  • Peter Rodriguez, Don Siegel, Amy Hillman and Lorraine Eden. 2006. Three Lenses on the MNE: Politics, Corruption and Corporate Social Responsibility. Journal of International Business Studies 37 (6): 733–746.
  • Yadong Luo.  2001.  Toward a Cooperative View of MNC-Host Government Relations: Building Blocks and Performance Implications.  Journal of International Business Studies 32 (3): 401-419.
  • New York Times.  JPMorgan Tracked Business Linked to China Hiring. Dec 7, 2013.

Class 7:  Efforts to Attract Investment/Midterm Review (Guest Speaker)

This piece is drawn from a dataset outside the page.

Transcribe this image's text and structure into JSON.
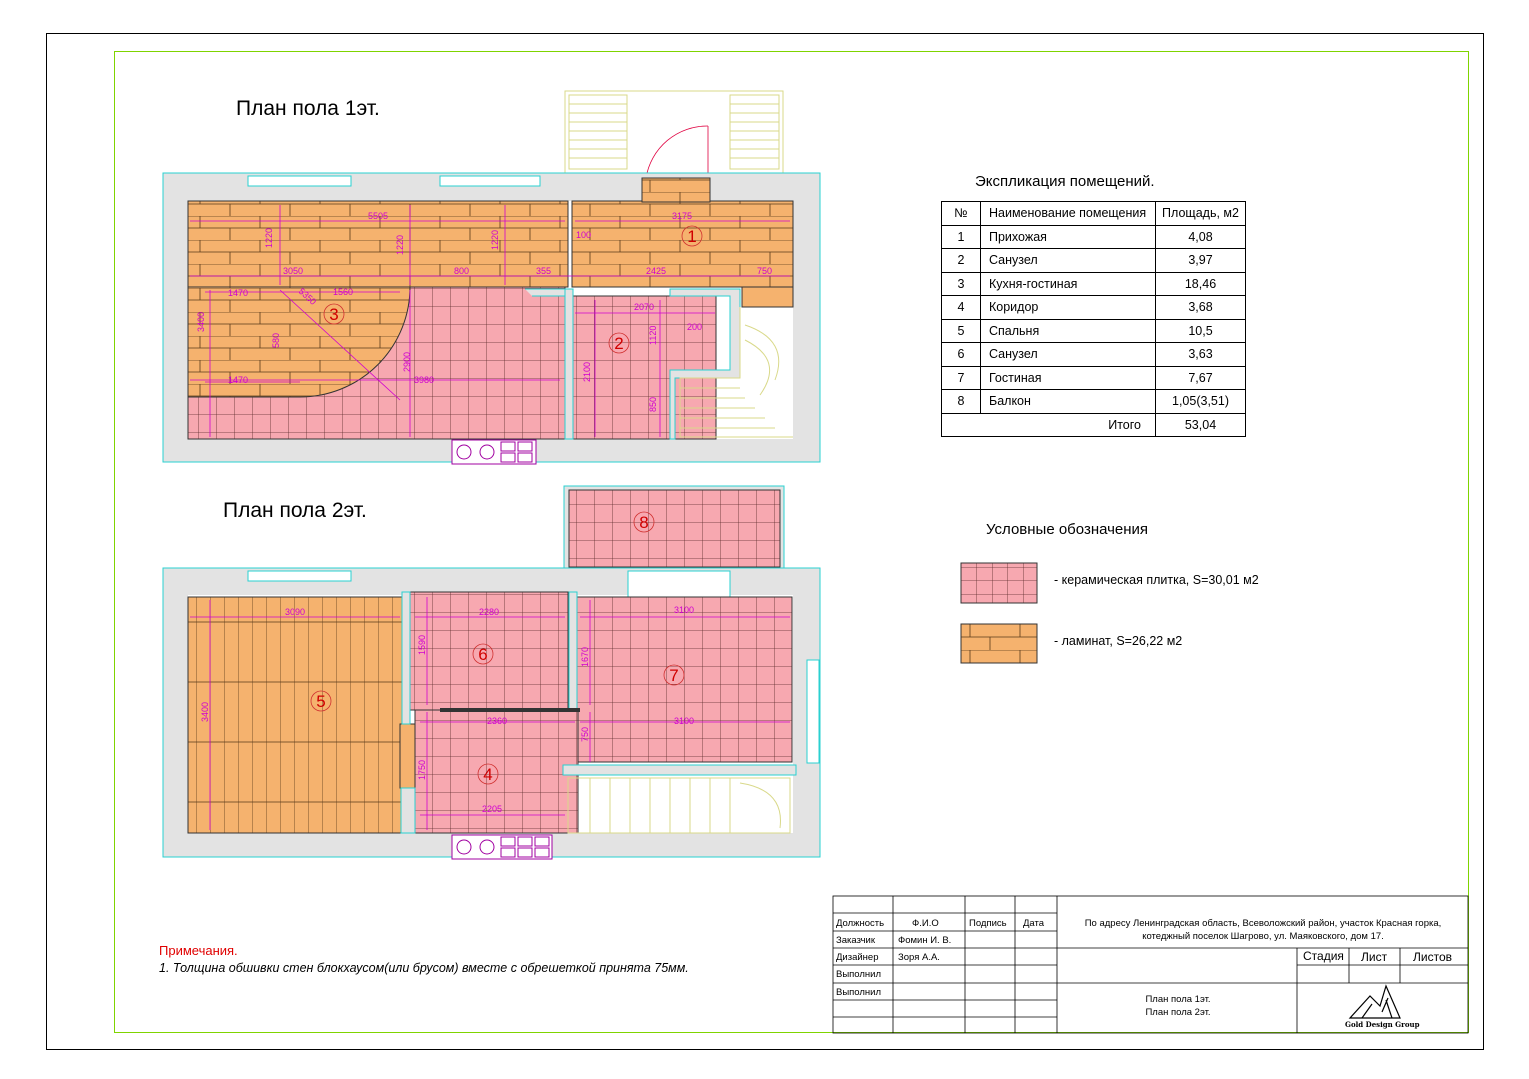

  • Readings to be announced

Class 8:  Midterm Exam

Class 9: Firms and Influence in Developed Countries

  • Stephen Ansolabehere, John M. de Figueiredo, and James M. Snyder. Why is There So Little Money in U.S. Politics?  Journal of Economic Perspectives 17 (1): 105-130.
  • Wendy L. Hanson and Neil J, Mitchell.  2000.  Disaggregating and Explaining Corporate Political Activity: Domestic and Foreign Corporations in National Politics.  American Political Science Review 94 (4): 891-903.
  • Sandy Gordon and Catherine Hafer.  2005.  Flexing Muscle: Corporate Political Expenditures as Signals to the Bureaucracy.  American Political Science Review 99 (2): 245-261.
  • Doris Fuchs. 2007. Business Power in Global Governance, pages 43-70
  • Check out your representative: http://www.opensecrets.org/

Class 10: The Impact of FDI on Development I

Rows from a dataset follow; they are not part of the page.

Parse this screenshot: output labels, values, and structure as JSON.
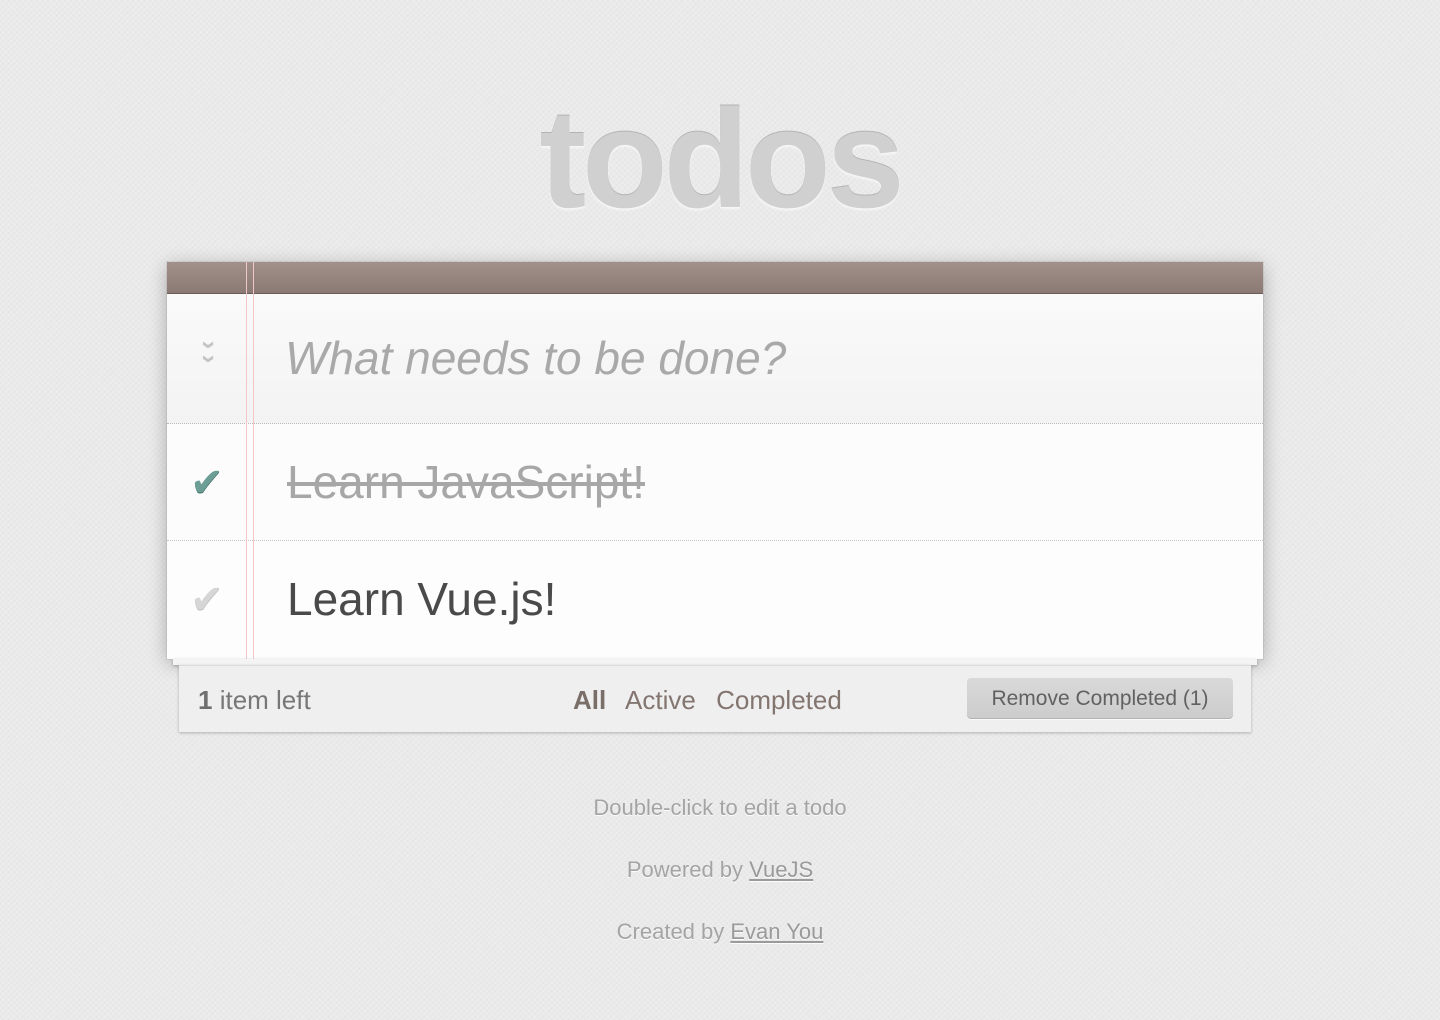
{
  "header": {
    "title": "todos"
  },
  "new_todo": {
    "placeholder": "What needs to be done?",
    "toggle_all_icon": "double-chevron-down-icon"
  },
  "todos": [
    {
      "title": "Learn JavaScript!",
      "completed": true
    },
    {
      "title": "Learn Vue.js!",
      "completed": false
    }
  ],
  "footer": {
    "count_number": "1",
    "count_suffix": " item left",
    "filters": [
      {
        "label": "All",
        "selected": true
      },
      {
        "label": "Active",
        "selected": false
      },
      {
        "label": "Completed",
        "selected": false
      }
    ],
    "clear_label": "Remove Completed (1)"
  },
  "info": {
    "hint": "Double-click to edit a todo",
    "powered_prefix": "Powered by ",
    "powered_link": "VueJS",
    "created_prefix": "Created by ",
    "created_link": "Evan You"
  },
  "colors": {
    "accent_topbar": "#8b7a73",
    "check_done": "#6c9e96",
    "check_open": "#d6d6d6",
    "margin_line": "#f2c7c7"
  }
}
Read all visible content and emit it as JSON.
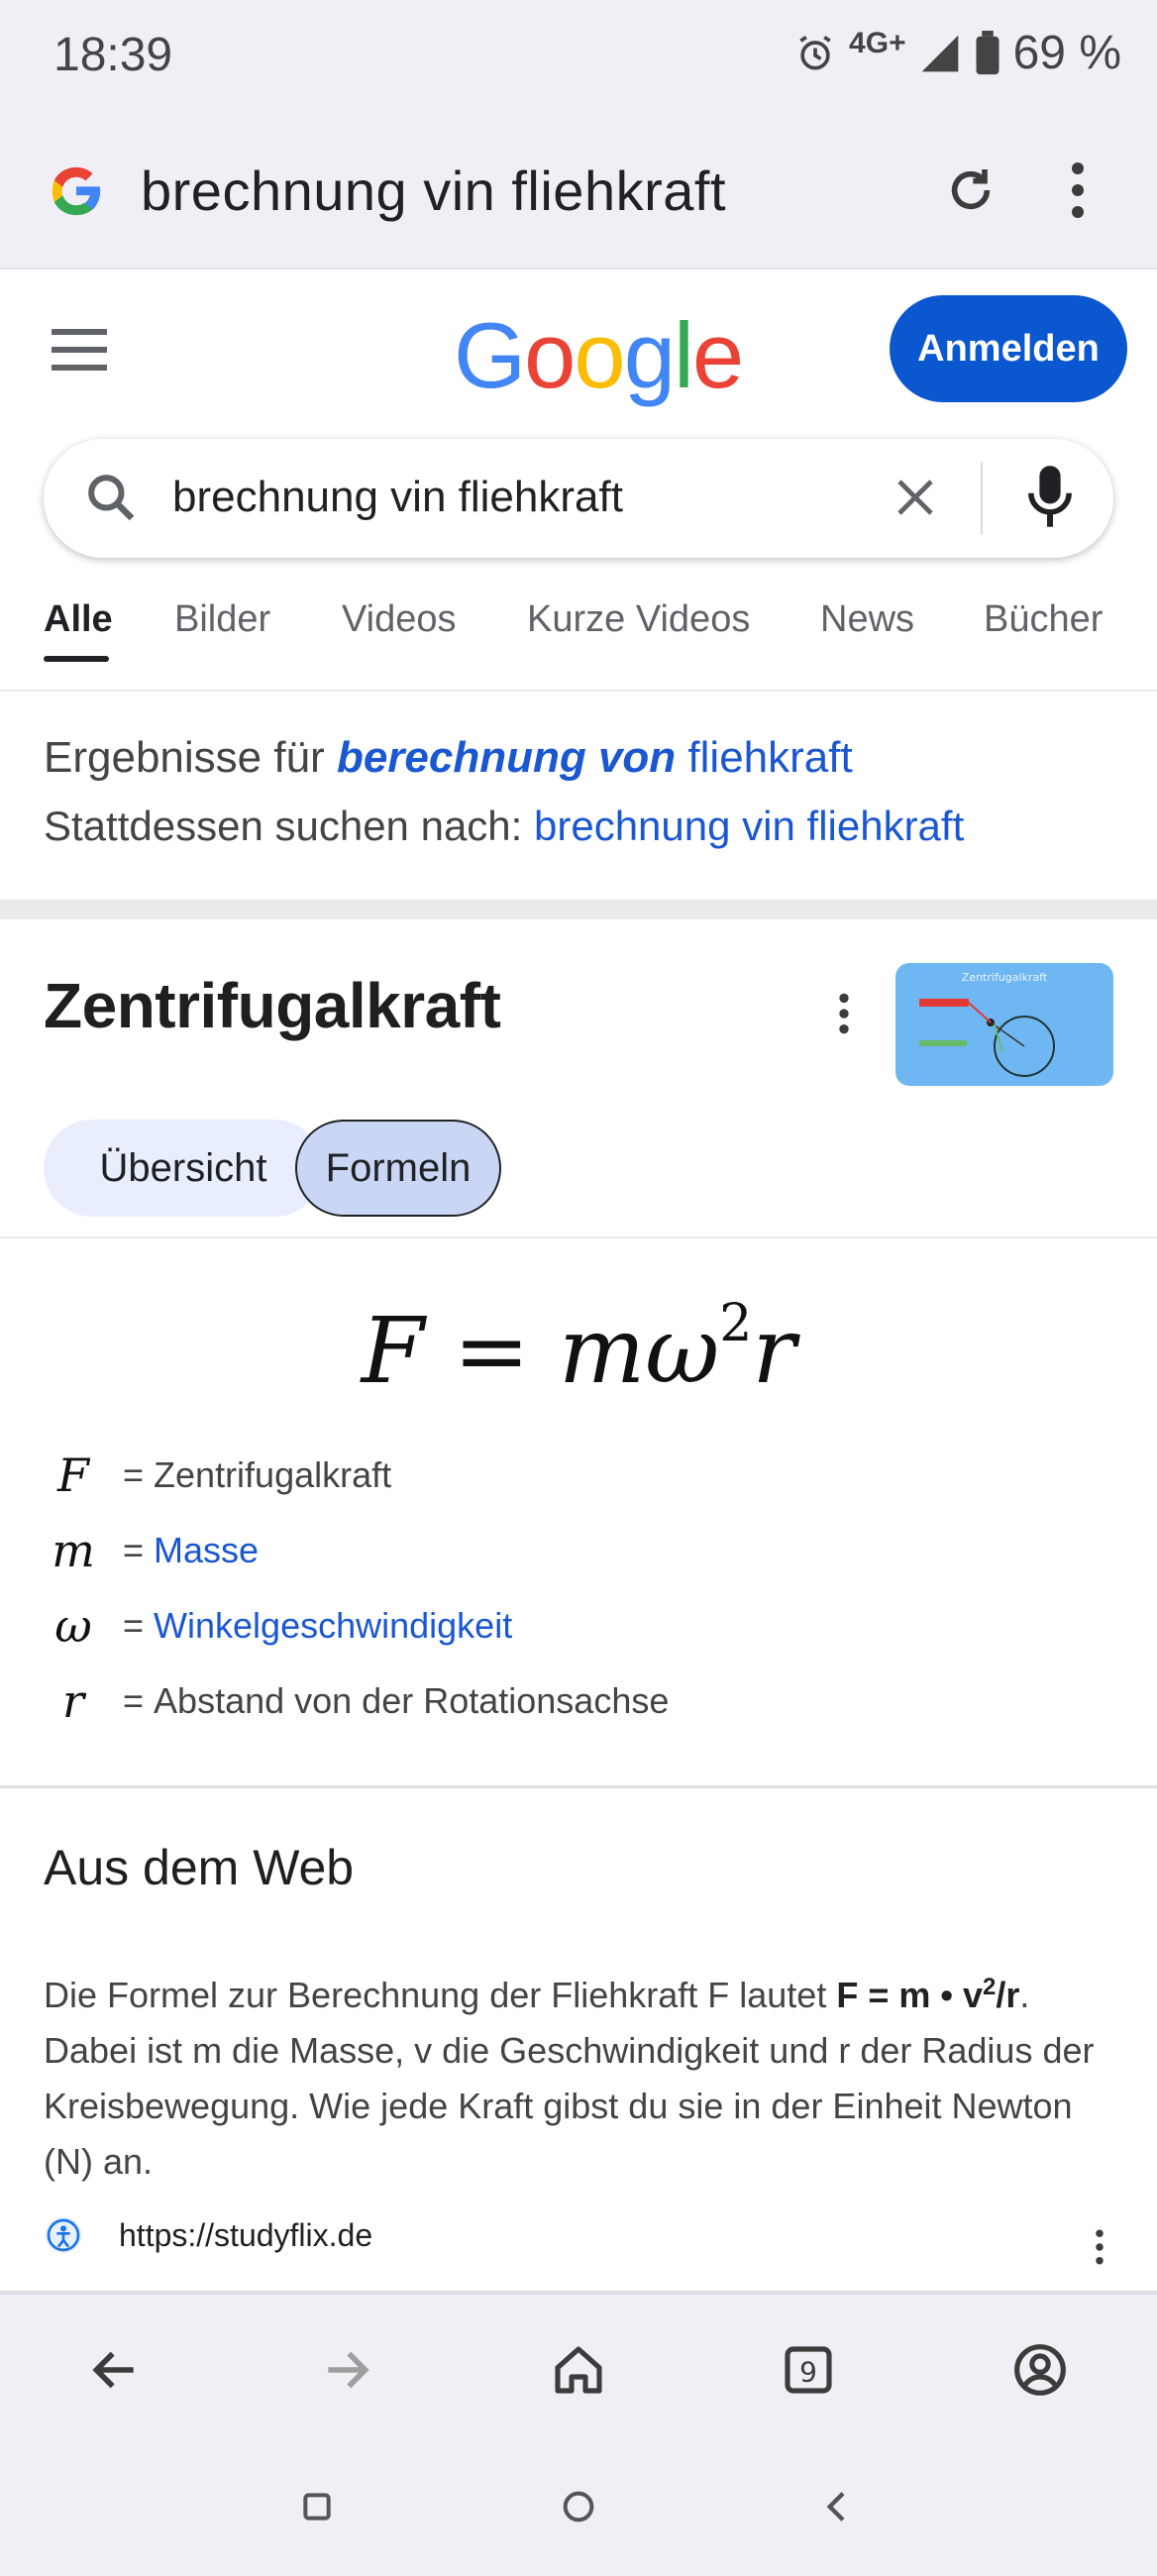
{
  "status": {
    "time": "18:39",
    "network": "4G+",
    "battery": "69 %"
  },
  "browser": {
    "url_text": "brechnung vin fliehkraft"
  },
  "header": {
    "logo_text": "Google",
    "signin_label": "Anmelden"
  },
  "search": {
    "query": "brechnung vin fliehkraft",
    "placeholder": ""
  },
  "tabs": [
    {
      "label": "Alle",
      "active": true
    },
    {
      "label": "Bilder"
    },
    {
      "label": "Videos"
    },
    {
      "label": "Kurze Videos"
    },
    {
      "label": "News"
    },
    {
      "label": "Bücher"
    }
  ],
  "correction": {
    "prefix": "Ergebnisse für ",
    "corrected": "berechnung von",
    "rest": " fliehkraft",
    "instead_prefix": "Stattdessen suchen nach: ",
    "instead_link": "brechnung vin fliehkraft"
  },
  "knowledge": {
    "title": "Zentrifugalkraft",
    "thumb_caption": "Zentrifugalkraft",
    "chips": [
      "Übersicht",
      "Formeln"
    ],
    "formula": {
      "lhs": "F",
      "eq": " = ",
      "rhs_base": "mω",
      "exponent": "2",
      "rhs_tail": "r"
    },
    "definitions": [
      {
        "symbol": "F",
        "eq": "=",
        "text": "Zentrifugalkraft",
        "link": false
      },
      {
        "symbol": "m",
        "eq": "=",
        "text": "Masse",
        "link": true
      },
      {
        "symbol": "ω",
        "eq": "=",
        "text": "Winkelgeschwindigkeit",
        "link": true
      },
      {
        "symbol": "r",
        "eq": "=",
        "text": "Abstand von der Rotationsachse",
        "link": false
      }
    ]
  },
  "web": {
    "title": "Aus dem Web",
    "snippet_a": "Die Formel zur Berechnung der Fliehkraft F lautet ",
    "snippet_bold": "F = m • v",
    "snippet_sup": "2",
    "snippet_bold2": "/r",
    "snippet_b": ". Dabei ist m die Masse, v die Geschwindigkeit und r der Radius der Kreisbewegung. Wie jede Kraft gibst du sie in der Einheit Newton (N) an.",
    "source_url": "https://studyflix.de"
  },
  "bottom_nav": {
    "tab_count": "9"
  },
  "colors": {
    "accent": "#0b57d0",
    "link": "#1a57d0",
    "chrome_bg": "#f1eff6"
  }
}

  • Theodore Moran. 1998. Direct Investment and Development, pages 1-84
  • Beata Smarzynska Javorcik and Mariana Sparareanu.  2005. Disentangling FDI Spillover Effects: What Do Firm Perceptions Tell Us? In TH Moran, EEM Graham, and M Blomstrom (eds.) Does Foreign Direct Investment Promote Development. Washington DC: Peterson Institute.
  • Saurav Pathak, André Laplume and Emanuel Xavier-Oliveira.  2012. Inward Foreign Direct Investment: Does it Enable or Constrain Domestic Technology Entrepreneurship?  FDI Perspectives.

Class 11:  Impact of FDI on Development II

  • Theodore Moran.  Beyond Sweatshops.  Chapters 1-3
  • Ann Harrison and Jason Scorse. 2008. Multinationals and Anti-Sweatshop Activism. American Economic Review 100 (1): 247-273.
  • Layna Mosley and Saika Uno.  2007.  Racing to the Bottom or Climbing to the Top? Economic Globalization and Collective Labor Rights.  Comparative Political Studies 40 (8): 923-948.   

Class 12: Policy Issues: Outsoucing, Tax Havens, and Financial Incentives for Investment

  • Daniel W. Drezner.  2004. The Outsourcing Bogey.  Foreign Affairs.
  • James Hines Jr. Treasure Islands. Journal of Economic Perspectives 24 (4): 103-124.
  • Kenneth P. Thomas. 2011.  Investment Incentives and the Global Competition for Capital.  FDI Perspectives.
  • Nathan M. Jensen and Edmund J. Malesky. 2010. FDI Incentives Pay—Politically.  FDI Perspectives.
  • George Kahale, III. 2011.  The New Dutch Sandwich: The Issue of Treaty Abuse.  FDI Perspectives. 

Class 13: Special Topics: Public Policy

  • Readings to be announced

Class 14: Class wrap-up, Presentations of Projects

Curriculum Vitae


Profile Pages


External Links



  • Department of Government

    The University of Texas at Austin
    158 W 21st ST STOP A1800
    Batts Hall 2.116
    Austin, TX 78712-1704
    512-471-5121